> [INSTRUCTIONS TO FOLLOW]: Pull every line containing "EventLog" out of the material below.

(THE RECORDS begins)

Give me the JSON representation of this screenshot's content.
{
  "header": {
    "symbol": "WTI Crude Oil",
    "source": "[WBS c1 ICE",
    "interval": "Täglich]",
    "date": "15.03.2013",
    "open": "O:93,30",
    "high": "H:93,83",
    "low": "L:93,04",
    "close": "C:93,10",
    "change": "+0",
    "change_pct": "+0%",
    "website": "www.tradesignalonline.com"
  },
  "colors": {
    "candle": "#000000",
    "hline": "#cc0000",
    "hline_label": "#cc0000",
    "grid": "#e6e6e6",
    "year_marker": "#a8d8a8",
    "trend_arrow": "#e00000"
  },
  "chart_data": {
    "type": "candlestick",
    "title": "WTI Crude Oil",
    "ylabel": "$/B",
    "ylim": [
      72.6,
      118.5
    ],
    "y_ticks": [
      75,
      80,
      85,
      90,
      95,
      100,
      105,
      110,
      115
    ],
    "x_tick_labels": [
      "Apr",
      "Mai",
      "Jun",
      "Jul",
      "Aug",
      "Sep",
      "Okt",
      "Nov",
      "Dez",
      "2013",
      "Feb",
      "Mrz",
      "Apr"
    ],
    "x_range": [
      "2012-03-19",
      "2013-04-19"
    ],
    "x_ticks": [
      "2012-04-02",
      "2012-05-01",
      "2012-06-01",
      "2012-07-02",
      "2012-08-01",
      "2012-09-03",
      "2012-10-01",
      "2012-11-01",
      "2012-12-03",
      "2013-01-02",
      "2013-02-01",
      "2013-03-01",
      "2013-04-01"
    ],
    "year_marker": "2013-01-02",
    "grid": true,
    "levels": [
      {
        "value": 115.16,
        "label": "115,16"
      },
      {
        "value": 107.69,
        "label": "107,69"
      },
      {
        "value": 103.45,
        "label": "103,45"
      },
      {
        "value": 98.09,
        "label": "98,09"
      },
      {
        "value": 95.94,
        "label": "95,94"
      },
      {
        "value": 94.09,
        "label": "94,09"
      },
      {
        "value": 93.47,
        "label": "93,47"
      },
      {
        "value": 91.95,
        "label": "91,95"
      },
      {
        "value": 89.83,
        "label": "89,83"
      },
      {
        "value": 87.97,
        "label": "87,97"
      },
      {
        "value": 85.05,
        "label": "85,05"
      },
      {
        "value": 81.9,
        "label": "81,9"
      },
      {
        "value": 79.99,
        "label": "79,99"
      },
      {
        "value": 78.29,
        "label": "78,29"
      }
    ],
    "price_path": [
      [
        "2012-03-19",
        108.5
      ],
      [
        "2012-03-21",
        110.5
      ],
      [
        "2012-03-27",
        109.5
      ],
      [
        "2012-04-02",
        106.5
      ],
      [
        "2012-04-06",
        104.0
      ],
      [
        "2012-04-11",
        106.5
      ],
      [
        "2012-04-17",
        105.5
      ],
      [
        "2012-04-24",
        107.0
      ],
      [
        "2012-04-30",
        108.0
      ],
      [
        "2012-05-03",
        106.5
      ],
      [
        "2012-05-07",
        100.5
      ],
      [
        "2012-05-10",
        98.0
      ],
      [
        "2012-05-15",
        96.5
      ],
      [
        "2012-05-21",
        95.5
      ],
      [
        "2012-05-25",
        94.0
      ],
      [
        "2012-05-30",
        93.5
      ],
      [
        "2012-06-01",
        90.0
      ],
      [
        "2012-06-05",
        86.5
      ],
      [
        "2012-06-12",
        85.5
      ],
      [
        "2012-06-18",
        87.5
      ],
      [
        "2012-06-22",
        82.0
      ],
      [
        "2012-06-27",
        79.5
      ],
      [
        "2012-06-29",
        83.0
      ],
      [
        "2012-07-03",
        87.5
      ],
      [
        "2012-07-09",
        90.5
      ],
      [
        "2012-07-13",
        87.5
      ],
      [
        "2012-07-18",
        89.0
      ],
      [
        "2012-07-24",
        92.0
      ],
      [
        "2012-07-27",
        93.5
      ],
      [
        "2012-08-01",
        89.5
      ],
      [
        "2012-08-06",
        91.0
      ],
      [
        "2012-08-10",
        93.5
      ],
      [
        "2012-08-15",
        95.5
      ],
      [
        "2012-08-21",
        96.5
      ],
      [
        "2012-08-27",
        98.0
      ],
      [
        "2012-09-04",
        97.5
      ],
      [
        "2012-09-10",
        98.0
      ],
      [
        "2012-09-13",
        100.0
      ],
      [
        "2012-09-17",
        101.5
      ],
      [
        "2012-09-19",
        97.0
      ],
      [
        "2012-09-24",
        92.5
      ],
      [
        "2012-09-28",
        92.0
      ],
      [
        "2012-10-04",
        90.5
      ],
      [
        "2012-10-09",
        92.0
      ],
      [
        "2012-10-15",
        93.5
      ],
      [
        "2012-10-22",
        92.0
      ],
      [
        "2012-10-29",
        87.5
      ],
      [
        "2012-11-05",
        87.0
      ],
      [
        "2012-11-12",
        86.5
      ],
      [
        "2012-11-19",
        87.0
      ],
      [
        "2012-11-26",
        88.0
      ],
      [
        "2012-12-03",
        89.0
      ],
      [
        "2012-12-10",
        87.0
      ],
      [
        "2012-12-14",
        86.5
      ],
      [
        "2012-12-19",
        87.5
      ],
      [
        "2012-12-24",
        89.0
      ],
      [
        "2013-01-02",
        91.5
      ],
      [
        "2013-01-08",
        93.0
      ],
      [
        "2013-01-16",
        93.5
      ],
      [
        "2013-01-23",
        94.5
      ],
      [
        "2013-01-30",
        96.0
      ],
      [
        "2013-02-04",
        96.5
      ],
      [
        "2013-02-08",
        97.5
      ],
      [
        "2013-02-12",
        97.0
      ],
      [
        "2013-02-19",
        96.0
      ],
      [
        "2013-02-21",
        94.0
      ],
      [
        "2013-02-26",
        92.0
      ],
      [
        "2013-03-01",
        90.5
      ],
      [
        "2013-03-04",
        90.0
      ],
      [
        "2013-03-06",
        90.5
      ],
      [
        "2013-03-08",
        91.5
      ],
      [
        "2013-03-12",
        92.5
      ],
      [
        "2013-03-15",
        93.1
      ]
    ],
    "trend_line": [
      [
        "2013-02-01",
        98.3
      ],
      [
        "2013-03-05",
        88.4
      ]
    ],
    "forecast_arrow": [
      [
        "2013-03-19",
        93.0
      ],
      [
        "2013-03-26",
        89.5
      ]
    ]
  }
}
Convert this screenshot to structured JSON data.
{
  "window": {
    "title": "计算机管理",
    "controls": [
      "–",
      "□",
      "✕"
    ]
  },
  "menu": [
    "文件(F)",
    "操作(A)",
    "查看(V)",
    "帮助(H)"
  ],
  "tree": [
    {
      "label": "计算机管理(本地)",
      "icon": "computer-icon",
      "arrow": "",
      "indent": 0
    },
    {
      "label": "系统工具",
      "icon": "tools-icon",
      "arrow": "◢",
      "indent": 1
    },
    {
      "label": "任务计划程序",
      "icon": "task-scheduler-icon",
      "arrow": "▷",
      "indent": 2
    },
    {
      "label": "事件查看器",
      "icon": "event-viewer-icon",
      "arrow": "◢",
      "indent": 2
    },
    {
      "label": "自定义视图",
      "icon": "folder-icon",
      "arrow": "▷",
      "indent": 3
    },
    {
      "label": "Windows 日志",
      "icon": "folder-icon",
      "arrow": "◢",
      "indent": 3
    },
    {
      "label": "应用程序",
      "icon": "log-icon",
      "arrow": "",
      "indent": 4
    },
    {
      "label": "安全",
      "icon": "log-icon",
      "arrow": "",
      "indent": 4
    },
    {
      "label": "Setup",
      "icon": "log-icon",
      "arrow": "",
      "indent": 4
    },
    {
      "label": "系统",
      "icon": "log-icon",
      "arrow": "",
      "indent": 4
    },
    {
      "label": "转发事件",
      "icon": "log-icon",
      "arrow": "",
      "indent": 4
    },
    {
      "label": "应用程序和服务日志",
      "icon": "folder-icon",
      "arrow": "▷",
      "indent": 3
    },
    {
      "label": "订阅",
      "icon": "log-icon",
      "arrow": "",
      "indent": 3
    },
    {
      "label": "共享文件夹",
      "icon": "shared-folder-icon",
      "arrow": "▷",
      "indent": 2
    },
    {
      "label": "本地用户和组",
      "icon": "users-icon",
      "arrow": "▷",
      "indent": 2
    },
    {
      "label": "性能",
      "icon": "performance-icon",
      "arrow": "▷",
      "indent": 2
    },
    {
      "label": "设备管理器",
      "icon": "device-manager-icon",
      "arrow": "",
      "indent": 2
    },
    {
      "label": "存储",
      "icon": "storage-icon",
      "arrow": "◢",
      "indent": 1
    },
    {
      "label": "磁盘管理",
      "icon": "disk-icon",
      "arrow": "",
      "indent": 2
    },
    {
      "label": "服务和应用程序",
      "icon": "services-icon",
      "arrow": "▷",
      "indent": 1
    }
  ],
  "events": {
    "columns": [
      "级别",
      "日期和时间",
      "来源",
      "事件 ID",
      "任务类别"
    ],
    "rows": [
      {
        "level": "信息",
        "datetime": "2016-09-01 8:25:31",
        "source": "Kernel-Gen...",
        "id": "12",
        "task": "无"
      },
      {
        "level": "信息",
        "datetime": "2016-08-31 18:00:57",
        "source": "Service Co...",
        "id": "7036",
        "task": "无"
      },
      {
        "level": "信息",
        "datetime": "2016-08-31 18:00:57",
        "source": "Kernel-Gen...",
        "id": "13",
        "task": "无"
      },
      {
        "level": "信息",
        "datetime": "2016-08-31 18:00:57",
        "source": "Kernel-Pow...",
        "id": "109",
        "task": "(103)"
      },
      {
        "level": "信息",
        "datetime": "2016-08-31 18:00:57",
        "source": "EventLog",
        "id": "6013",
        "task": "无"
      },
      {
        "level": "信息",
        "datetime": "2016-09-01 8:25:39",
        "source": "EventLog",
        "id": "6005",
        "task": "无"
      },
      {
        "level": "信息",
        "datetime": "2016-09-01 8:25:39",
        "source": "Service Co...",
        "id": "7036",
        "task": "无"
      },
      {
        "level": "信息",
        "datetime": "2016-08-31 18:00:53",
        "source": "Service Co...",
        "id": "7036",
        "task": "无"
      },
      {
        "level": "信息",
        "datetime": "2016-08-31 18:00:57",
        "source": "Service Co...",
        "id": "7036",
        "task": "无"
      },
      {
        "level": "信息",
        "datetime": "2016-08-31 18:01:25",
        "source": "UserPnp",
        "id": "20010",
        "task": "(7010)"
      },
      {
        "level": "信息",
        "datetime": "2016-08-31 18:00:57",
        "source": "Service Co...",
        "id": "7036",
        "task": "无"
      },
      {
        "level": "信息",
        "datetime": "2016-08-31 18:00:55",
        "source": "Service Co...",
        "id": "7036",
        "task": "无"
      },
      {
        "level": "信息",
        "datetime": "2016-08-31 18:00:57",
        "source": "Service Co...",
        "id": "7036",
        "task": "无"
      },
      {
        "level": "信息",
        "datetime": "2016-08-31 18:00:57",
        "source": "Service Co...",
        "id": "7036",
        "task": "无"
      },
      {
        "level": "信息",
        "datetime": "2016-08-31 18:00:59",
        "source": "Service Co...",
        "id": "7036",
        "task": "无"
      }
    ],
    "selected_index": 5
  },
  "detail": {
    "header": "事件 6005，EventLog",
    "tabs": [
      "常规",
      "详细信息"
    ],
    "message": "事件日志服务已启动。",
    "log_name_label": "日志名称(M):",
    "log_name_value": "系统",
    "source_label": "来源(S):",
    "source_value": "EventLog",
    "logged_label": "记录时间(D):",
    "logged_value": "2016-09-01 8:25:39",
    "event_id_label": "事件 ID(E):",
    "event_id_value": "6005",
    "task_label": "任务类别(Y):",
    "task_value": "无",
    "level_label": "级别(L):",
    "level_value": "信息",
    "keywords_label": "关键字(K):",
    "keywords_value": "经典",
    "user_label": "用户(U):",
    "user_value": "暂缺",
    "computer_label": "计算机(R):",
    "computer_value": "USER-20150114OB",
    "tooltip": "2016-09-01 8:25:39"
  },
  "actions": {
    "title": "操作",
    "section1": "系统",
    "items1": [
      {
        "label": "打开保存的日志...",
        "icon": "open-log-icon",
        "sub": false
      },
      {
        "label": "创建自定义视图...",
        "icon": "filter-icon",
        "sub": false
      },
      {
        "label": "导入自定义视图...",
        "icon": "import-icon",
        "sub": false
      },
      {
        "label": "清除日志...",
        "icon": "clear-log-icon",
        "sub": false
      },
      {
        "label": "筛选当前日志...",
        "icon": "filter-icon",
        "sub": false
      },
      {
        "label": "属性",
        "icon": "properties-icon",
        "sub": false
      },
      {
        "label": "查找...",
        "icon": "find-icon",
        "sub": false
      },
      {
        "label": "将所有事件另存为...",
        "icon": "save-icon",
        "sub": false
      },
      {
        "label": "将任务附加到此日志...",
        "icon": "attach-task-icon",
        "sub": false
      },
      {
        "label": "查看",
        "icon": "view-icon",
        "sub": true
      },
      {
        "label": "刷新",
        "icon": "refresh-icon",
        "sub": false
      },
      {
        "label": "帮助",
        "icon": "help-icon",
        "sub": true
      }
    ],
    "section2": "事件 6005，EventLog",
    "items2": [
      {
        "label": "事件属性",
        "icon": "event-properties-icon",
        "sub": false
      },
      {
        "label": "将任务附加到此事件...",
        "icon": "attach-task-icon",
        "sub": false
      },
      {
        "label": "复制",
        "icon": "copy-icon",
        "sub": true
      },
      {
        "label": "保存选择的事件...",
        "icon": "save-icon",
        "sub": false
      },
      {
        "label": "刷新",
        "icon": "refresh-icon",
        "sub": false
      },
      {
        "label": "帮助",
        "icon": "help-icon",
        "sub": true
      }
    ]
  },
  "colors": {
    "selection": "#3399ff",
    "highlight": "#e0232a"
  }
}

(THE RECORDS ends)

> [FINISHED EXERCISE]:
        "source": "EventLog",
        "source": "EventLog",
    "header": "事件 6005，EventLog",
    "source_value": "EventLog",
    "section2": "事件 6005，EventLog",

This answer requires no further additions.